Former Rovio CEO Mikael Hed is best known for taking the Angry Birds brand and turning it into a multiplatform franchise, but he’s now flying with a whole new crew.
The co-founder of Vancouver, Canada-based Kaiken Entertainment, which bought Rovio’s TV animation unit earlier this month, has 11 new IPs in the works. And even though he’s casting an eye towards 360-degree storytelling, things are getting a little more traditional than what he’s used to. In other words, the company is looking to non-digital media like books and TV series to launch its first properties.
“When you first have a strong universe, characters and stories to start with, then you can go into games,” says Hed, the founder and executive chairman for Kaiken. “The [freemium] gaming audience is much older than the family audience that we’re now targeting. This was just the next step for us to build our own company that is focused on child-friendly storytelling.”
Kaiken’s 11 properties range from animated and live-action series, to books and games. Among the new brands is Storm Sisters—a book series being primed for the small screen—and animated series Diary of the Mascoteers (pictured). The other IPs are in very early development and the company is keeping them under wraps for now.
“We have some family titles in there and we have some young adult ones,” says Hed. “The YA properties mainly originate from Kaiken’s Helsinki-based publishing team, and then we have some animated properties we’re working on in Vancouver.”
“We’re setting up our business to have a sustainable model, while continuing indefinitely to create our own IPs,” says Hed.
His team includes Kaiken Publishing CEO Laura Nevanlinna and ex-Rovio producer Joonas Rissanen, who now serves as creative director. Former Rovio, Aardman and DreamWorks senior executive Steve Pegram and ex-Rovio animation president Tommy Kopinen, meanwhile, are both serving on Kaiken’s board.
Because of the shared experience of working with Rovio and Angry Birds, Hed says his team has the expertise to build out animation, licensing opportunities and books from a mobile game. As such, Kaiken is also interested in working with companies that want a gaming-first approach to storytelling, even if its first original projects emanate from traditional media.

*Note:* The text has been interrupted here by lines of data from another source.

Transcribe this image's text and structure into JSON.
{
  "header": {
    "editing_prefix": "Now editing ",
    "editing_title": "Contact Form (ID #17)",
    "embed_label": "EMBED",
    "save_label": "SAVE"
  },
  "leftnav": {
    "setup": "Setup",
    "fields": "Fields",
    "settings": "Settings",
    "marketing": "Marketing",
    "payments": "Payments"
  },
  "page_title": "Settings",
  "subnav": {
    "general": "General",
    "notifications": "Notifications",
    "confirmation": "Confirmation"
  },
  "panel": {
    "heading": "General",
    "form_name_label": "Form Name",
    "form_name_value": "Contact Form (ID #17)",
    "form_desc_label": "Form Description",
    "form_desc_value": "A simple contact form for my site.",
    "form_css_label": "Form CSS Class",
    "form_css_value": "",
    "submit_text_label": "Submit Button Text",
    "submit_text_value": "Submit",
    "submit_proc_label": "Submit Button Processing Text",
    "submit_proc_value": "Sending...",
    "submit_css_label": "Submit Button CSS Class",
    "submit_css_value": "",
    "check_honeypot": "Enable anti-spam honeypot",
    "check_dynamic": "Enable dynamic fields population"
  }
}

“We create stories and we build worlds, that’s what we do,” says Hed. “So from there, for stories to really stay alive and to have legs, they need to reach their audiences in many different formats.” That said, he admits not every property can cover a 360-degree approach right out of the gate. “But we always do keep that as one of the considerations in every story that we develop,” he adds.